(Data supplied)

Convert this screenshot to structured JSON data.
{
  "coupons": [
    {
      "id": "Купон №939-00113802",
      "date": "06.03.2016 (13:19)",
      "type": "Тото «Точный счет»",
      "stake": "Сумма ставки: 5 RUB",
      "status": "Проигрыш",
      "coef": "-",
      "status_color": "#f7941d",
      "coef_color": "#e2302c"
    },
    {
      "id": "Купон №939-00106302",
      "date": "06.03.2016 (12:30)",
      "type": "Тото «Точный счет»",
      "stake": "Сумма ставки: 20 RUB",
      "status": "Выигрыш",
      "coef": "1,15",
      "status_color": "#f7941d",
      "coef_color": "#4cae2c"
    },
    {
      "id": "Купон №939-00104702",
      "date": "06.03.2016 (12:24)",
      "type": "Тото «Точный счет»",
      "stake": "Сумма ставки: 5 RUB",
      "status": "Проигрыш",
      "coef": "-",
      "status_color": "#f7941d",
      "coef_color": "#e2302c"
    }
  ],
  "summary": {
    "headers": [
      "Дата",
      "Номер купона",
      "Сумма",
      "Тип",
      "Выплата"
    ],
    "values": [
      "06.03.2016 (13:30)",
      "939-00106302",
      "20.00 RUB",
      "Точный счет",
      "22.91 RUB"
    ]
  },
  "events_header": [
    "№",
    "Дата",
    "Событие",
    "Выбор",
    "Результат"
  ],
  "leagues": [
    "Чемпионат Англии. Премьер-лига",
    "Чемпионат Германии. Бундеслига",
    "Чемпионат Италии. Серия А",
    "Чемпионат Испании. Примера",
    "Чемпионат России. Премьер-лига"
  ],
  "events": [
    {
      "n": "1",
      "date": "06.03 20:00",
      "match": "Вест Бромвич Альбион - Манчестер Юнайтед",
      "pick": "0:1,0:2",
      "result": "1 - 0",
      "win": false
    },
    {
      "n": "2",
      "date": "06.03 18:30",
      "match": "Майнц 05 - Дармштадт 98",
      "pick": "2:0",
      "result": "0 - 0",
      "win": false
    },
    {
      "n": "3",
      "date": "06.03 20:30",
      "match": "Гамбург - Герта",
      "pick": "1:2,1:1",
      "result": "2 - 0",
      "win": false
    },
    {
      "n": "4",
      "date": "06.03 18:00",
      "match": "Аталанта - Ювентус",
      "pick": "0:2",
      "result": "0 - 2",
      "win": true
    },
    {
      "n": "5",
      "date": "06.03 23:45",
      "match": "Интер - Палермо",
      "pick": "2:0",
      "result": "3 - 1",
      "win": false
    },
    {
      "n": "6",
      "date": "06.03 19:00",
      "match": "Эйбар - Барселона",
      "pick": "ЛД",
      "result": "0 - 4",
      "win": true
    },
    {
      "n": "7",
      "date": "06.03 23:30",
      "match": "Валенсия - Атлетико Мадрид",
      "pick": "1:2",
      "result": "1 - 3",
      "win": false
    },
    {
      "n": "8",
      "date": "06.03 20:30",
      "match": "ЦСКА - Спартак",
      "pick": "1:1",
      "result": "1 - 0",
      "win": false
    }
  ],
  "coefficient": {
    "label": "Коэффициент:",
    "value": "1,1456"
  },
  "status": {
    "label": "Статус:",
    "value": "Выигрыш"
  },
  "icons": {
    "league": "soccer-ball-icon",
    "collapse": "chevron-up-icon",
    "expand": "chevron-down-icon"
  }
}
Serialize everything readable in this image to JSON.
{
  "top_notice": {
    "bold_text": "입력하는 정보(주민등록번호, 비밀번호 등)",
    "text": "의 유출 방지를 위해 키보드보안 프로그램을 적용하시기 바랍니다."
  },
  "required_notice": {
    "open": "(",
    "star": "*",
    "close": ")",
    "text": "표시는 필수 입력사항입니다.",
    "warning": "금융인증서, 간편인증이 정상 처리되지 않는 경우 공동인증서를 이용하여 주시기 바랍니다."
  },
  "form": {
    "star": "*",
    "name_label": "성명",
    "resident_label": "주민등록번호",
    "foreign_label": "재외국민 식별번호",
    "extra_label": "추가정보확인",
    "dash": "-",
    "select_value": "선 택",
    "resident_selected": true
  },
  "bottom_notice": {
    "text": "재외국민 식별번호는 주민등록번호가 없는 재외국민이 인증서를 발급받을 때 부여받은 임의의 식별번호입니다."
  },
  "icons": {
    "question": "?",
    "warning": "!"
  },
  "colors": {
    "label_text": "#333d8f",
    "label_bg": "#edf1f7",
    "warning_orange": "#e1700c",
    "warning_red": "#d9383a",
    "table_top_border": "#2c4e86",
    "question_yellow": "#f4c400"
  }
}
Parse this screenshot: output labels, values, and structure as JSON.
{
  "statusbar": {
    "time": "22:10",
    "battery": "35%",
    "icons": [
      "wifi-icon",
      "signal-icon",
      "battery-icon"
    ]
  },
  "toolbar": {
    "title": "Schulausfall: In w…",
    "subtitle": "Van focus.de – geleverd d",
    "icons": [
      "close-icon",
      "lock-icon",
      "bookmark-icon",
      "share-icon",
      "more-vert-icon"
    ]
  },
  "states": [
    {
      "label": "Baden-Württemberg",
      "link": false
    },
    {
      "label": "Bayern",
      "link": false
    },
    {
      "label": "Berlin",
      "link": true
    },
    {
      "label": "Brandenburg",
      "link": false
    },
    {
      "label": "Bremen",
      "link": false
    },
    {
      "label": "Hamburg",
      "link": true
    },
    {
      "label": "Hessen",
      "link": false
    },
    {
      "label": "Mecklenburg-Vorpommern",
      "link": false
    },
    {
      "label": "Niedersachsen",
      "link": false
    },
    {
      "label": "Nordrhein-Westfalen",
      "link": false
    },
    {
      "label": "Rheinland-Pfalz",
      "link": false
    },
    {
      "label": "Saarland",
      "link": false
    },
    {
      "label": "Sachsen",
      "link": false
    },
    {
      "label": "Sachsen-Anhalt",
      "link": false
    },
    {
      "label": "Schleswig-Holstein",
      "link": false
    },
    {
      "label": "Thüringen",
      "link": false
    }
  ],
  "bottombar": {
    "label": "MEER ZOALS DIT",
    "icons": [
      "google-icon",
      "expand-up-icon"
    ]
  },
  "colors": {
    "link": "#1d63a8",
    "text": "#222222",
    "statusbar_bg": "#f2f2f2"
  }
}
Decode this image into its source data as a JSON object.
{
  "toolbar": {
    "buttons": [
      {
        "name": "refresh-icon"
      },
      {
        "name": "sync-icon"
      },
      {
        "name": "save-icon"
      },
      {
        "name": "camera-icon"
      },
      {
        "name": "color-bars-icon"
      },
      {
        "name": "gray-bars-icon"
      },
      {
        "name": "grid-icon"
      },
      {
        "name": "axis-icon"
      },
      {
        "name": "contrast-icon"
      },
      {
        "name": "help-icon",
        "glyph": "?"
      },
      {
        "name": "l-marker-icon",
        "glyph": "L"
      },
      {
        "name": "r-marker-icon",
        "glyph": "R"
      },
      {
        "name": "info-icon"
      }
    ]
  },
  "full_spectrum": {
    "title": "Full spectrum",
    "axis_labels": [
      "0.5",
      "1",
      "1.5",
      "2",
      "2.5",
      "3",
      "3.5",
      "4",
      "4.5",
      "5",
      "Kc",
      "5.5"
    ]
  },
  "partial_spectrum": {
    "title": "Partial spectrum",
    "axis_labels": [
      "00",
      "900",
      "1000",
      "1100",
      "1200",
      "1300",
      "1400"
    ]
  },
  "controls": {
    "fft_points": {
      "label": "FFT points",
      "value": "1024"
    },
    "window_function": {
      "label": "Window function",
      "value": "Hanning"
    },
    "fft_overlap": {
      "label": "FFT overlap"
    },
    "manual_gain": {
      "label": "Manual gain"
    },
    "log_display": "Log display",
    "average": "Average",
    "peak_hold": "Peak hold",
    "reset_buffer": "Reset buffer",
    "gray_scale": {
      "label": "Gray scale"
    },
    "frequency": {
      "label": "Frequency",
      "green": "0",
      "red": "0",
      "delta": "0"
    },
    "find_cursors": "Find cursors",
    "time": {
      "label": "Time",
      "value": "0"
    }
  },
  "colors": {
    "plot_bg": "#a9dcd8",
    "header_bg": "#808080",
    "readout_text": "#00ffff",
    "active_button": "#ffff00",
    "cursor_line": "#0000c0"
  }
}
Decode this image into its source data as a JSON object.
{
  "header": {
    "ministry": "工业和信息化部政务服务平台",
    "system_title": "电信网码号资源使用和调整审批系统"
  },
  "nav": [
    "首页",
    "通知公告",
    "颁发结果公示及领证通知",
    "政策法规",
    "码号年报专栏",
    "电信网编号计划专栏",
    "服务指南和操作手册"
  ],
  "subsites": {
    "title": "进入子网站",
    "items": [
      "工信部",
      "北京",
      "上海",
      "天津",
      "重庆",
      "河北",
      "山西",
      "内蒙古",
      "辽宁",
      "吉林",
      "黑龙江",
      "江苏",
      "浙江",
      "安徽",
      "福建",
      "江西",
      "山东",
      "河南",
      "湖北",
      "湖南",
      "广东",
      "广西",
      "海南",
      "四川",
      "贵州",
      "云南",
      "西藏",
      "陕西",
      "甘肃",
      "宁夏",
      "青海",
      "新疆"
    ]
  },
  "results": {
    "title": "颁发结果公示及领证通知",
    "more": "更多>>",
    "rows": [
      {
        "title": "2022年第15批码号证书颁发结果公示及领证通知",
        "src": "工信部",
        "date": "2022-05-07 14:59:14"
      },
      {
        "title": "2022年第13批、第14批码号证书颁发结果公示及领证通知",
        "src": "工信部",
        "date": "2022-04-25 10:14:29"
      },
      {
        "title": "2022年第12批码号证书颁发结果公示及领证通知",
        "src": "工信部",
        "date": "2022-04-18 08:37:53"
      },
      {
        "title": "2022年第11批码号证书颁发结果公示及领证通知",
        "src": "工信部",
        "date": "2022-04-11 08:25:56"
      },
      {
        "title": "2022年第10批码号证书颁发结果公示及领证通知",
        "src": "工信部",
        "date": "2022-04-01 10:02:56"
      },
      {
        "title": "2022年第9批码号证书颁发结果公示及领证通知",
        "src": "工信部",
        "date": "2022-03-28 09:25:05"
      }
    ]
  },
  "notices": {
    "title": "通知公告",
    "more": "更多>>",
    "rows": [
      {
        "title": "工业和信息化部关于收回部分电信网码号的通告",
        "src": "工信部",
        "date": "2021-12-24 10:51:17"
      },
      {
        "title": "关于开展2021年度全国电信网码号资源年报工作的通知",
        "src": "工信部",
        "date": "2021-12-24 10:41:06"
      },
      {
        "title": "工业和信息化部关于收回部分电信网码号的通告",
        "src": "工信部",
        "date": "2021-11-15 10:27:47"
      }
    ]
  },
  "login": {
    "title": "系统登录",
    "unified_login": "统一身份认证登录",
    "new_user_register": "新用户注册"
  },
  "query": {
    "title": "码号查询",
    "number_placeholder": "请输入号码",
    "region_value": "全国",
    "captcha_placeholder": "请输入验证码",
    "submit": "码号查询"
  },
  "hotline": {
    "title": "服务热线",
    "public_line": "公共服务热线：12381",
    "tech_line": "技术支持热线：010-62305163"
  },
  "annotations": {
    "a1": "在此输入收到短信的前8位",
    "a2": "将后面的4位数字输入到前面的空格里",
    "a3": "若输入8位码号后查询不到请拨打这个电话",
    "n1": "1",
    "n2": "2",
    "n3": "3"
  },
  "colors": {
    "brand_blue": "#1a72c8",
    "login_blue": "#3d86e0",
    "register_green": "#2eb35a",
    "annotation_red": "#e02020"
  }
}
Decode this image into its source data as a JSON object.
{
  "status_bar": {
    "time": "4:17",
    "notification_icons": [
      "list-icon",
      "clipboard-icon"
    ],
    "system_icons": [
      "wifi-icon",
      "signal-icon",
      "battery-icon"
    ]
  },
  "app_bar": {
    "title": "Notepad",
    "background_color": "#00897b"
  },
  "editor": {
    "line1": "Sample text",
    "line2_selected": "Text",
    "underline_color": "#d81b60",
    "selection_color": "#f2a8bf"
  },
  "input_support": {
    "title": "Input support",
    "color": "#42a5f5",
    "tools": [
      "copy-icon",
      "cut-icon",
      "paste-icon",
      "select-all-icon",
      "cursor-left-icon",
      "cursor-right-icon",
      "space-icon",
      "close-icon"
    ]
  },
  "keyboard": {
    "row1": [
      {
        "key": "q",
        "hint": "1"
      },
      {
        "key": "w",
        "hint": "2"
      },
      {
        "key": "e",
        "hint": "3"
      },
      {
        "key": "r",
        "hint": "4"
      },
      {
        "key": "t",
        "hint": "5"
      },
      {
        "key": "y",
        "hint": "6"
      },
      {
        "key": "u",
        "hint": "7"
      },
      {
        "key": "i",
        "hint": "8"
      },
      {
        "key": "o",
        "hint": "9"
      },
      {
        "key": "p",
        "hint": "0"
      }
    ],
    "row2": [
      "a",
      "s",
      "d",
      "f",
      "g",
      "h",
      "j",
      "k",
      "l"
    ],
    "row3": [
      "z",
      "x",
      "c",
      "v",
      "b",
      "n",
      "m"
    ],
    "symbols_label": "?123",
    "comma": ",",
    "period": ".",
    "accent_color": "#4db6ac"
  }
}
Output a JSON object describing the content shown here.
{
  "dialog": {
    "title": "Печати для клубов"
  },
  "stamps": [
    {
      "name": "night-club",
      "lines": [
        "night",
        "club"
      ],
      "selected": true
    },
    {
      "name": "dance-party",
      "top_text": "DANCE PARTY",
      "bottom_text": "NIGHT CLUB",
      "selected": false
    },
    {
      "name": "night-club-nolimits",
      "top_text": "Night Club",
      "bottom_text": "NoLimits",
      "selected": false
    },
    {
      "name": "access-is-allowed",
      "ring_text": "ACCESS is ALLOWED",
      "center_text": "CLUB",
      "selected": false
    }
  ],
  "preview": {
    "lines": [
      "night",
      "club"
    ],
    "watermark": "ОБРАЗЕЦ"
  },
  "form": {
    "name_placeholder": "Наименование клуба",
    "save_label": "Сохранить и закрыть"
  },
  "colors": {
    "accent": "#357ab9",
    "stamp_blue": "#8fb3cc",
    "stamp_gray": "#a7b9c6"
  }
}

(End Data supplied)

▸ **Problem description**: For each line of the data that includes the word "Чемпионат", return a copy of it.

▸ **Response for this exercise**:
    "Чемпионат Англии. Премьер-лига",
    "Чемпионат Германии. Бундеслига",
    "Чемпионат Италии. Серия А",
    "Чемпионат Испании. Примера",
    "Чемпионат России. Премьер-лига"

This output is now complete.